Understanding the Risks of Gambling

Understanding the Risks of Gambling


Gambling involves risking money or something else of value on an event involving chance, such as throwing dice or spinning the reels of a slot machine. It can also involve betting on sports events or games, and buying lottery tickets. In any case, there’s always the possibility of losing and it’s important to understand the risks before taking part in gambling activities.

Whether it’s social gaming, playing card games with friends for a small amount of money or betting on the outcome of a game, many people enjoy gambling and don’t experience problems. But for others, the habit can damage their health, relationships, performance at work or study and leave them in serious debt. In extreme cases, it can even lead to suicide.

Problem gambling affects over half of all UK adults, and it costs society more than £14billion a year. It can also cause significant stress and harm to family, friends and the wider community.
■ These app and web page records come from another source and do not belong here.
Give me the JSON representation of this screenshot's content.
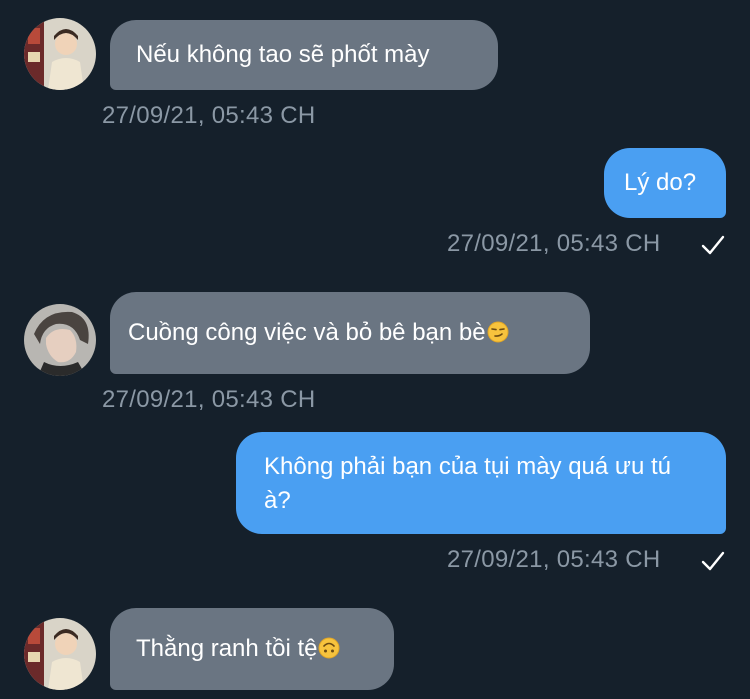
{
  "colors": {
    "background": "#15202b",
    "incoming_bubble": "#6a7582",
    "outgoing_bubble": "#4a9ff2",
    "timestamp": "#8b98a5"
  },
  "messages": [
    {
      "direction": "received",
      "text": "Nếu không tao sẽ phốt mày",
      "time": "27/09/21, 05:43 CH",
      "avatar": "avatar-icon"
    },
    {
      "direction": "sent",
      "text": "Lý do?",
      "time": "27/09/21, 05:43 CH",
      "status_icon": "checkmark-icon"
    },
    {
      "direction": "received",
      "text": "Cuồng công việc và bỏ bê bạn bè",
      "emoji": "smirk-emoji-icon",
      "time": "27/09/21, 05:43 CH",
      "avatar": "avatar-icon"
    },
    {
      "direction": "sent",
      "text": "Không phải bạn của tụi mày quá ưu tú à?",
      "time": "27/09/21, 05:43 CH",
      "status_icon": "checkmark-icon"
    },
    {
      "direction": "received",
      "text": "Thằng ranh tồi tệ",
      "emoji": "upside-down-face-emoji-icon",
      "avatar": "avatar-icon"
    }
  ]
}
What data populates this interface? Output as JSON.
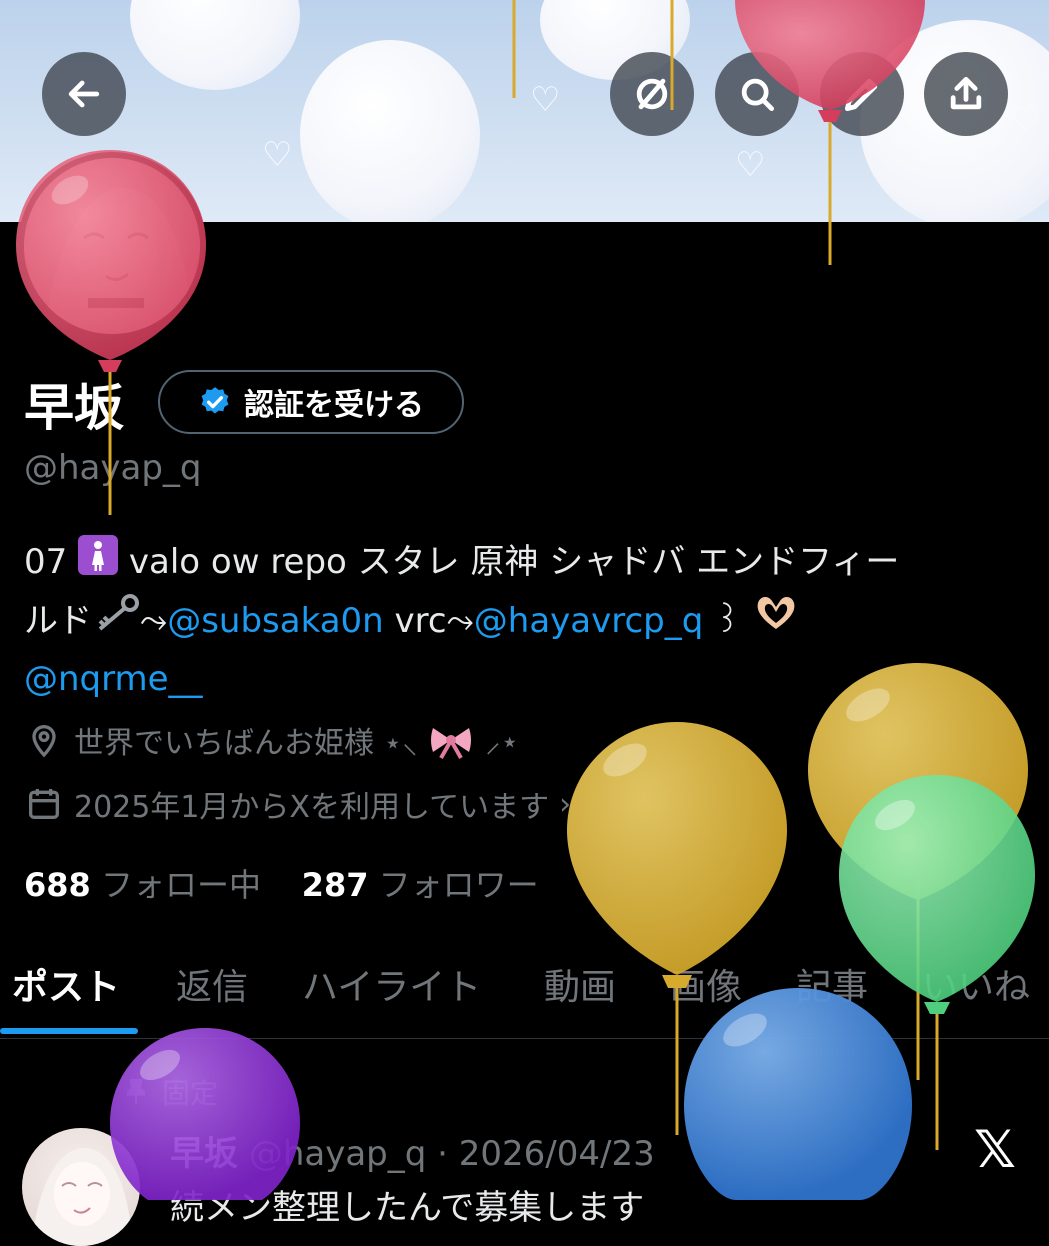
{
  "header": {
    "back_icon": "arrow-left-icon",
    "actions": [
      "stop-sharing-icon",
      "search-icon",
      "edit-icon",
      "share-icon"
    ]
  },
  "profile": {
    "name": "早坂",
    "verify_button": "認証を受ける",
    "handle": "@hayap_q",
    "bio": {
      "line1_prefix": "07",
      "line1_rest": "valo ow repo スタレ 原神 シャドバ エンドフィー",
      "line2_a": "ルド",
      "line2_sep1": "⤳",
      "link1": "@subsaka0n",
      "line2_b": " vrc",
      "line2_sep2": "⤳",
      "link2": "@hayavrcp_q",
      "line2_c": " ꒱",
      "link3": "@nqrme__"
    },
    "location": "世界でいちばんお姫様 ⋆⸜",
    "location_end": "⸝⋆",
    "joined": "2025年1月からXを利用しています",
    "joined_chevron": "›",
    "following_count": "688",
    "following_label": "フォロー中",
    "followers_count": "287",
    "followers_label": "フォロワー"
  },
  "tabs": [
    "ポスト",
    "返信",
    "ハイライト",
    "動画",
    "画像",
    "記事",
    "いいね"
  ],
  "active_tab": "ポスト",
  "post": {
    "pinned_label": "固定",
    "author": "早坂",
    "handle_date": "@hayap_q · 2026/04/23",
    "text": "続メン整理したんで募集します",
    "x_logo": "𝕏"
  },
  "colors": {
    "accent": "#1d9bf0",
    "balloon_red": "#e2536f",
    "balloon_yellow": "#e5bd3e",
    "balloon_green": "#6fdf97",
    "balloon_blue": "#3f85da",
    "balloon_purple": "#8f36d8"
  }
}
The causes of problem gambling are complex, but they often include a combination of genetic predisposition, boredom susceptibility, impulsivity, lack of understanding of random events and the use of escape coping strategies.

The most common type of gambling is social, and it can take the form of playing card games for a small sum with friends, betting on sports events or purchasing lottery tickets for a small stake. Some people may even find themselves addicted to online gambling, where they can place bets on the outcome of virtual events and earn real cash.
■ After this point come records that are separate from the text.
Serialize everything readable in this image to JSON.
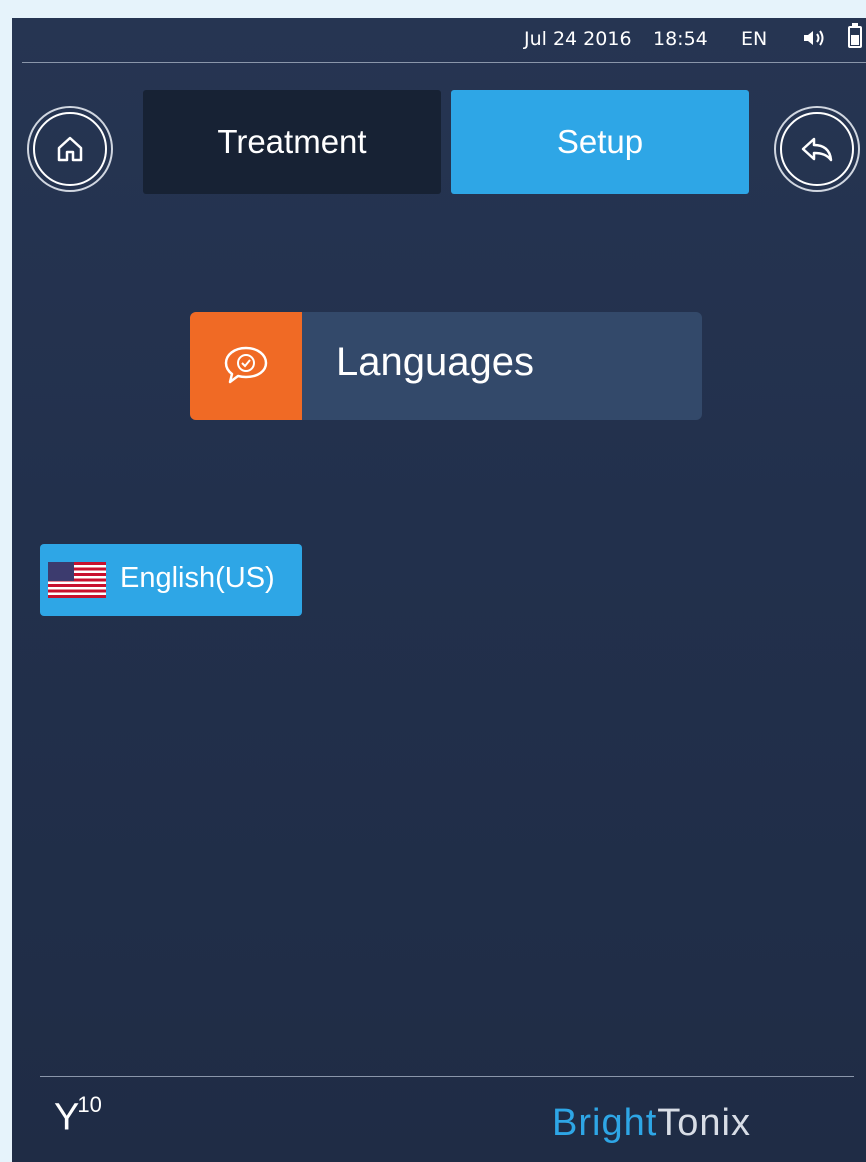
{
  "status_bar": {
    "date": "Jul 24 2016",
    "time": "18:54",
    "language": "EN",
    "volume_icon": "speaker-icon",
    "battery_icon": "battery-icon"
  },
  "nav": {
    "home_icon": "home-icon",
    "back_icon": "back-arrow-icon",
    "tabs": [
      {
        "label": "Treatment",
        "active": false
      },
      {
        "label": "Setup",
        "active": true
      }
    ]
  },
  "section": {
    "title": "Languages",
    "icon": "speech-bubble-check-icon",
    "icon_color": "#f06a25"
  },
  "languages": [
    {
      "label": "English(US)",
      "flag": "us-flag-icon",
      "selected": true
    }
  ],
  "footer": {
    "model": "Y",
    "model_sup": "10",
    "brand_part1": "Bright",
    "brand_part2": "Tonix"
  },
  "colors": {
    "accent": "#2ea6e6",
    "background": "#22304c",
    "orange": "#f06a25"
  }
}
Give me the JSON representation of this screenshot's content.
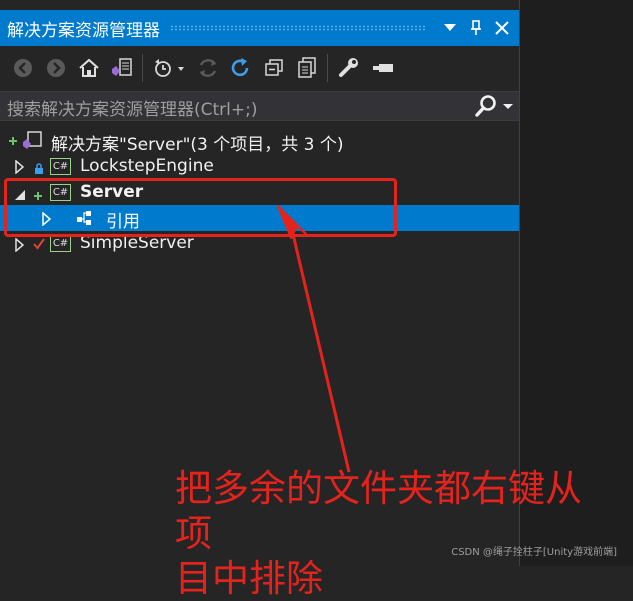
{
  "window": {
    "title": "解决方案资源管理器",
    "pin_icon": "pin-icon",
    "close_icon": "close-icon",
    "dropdown_icon": "dropdown-arrow-icon"
  },
  "toolbar": {
    "icons": [
      "back-icon",
      "forward-icon",
      "home-icon",
      "switch-views-icon",
      "pending-changes-filter-icon",
      "sync-icon",
      "refresh-icon",
      "collapse-all-icon",
      "show-all-files-icon",
      "properties-icon",
      "preview-icon"
    ]
  },
  "search": {
    "placeholder": "搜索解决方案资源管理器(Ctrl+;)"
  },
  "tree": {
    "solution": "解决方案\"Server\"(3 个项目，共 3 个)",
    "items": [
      {
        "label": "LockstepEngine",
        "status": "locked"
      },
      {
        "label": "Server",
        "status": "added",
        "expanded": true
      },
      {
        "label": "引用",
        "status": "references",
        "selected": true
      },
      {
        "label": "SimpleServer",
        "status": "checked-out"
      }
    ],
    "project_badge": "C#"
  },
  "annotation": {
    "text_line1": "把多余的文件夹都右键从项",
    "text_line2": "目中排除"
  },
  "watermark": "CSDN @绳子拴柱子[Unity游戏前端]",
  "colors": {
    "accent": "#007acc",
    "panel_bg": "#252526",
    "annotation_red": "#e5231d",
    "add_green": "#6bc46d",
    "lock_blue": "#3c9ee8",
    "check_red": "#e0453a"
  }
}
Some people can develop a problem with gambling when they’re under stress or experiencing a mood episode, such as depression. It can also be caused by a desire to meet needs that are not being met, such as the need for status or feelings of specialness. This can be encouraged by the way casinos are designed, which promote a sense of belonging and uniqueness through elaborate marketing and reward programs.

When people play gambling games, their brains release dopamine, a neurotransmitter that makes them feel excited and euphoric. This response can trigger the need to gamble more frequently and intensify the level of risk-taking. In addition, people with a tendency towards impulsivity have difficulty making decisions that assess the long-term consequences of their actions.

In the past, pathological gambling was regarded as a compulsion, but it is now understood to be an addiction – similar to alcoholism. The changes in how gambling is viewed have been driven by the fact that it can result in dramatic changes in the brain’s chemical messages, and that some people have genetic or psychological predispositions to addiction.

Unlike drugs, which have a direct impact on the body’s physical system, gambling can make people mentally and emotionally dependent without any physical symptoms. This can make it difficult for those affected to recognise their problem and seek help. The nomenclature around gambling is also complicated by the fact that researchers, psychiatrists and other treatment clinicians tend to frame questions about gambling differently based on their discipline, expertise and world view.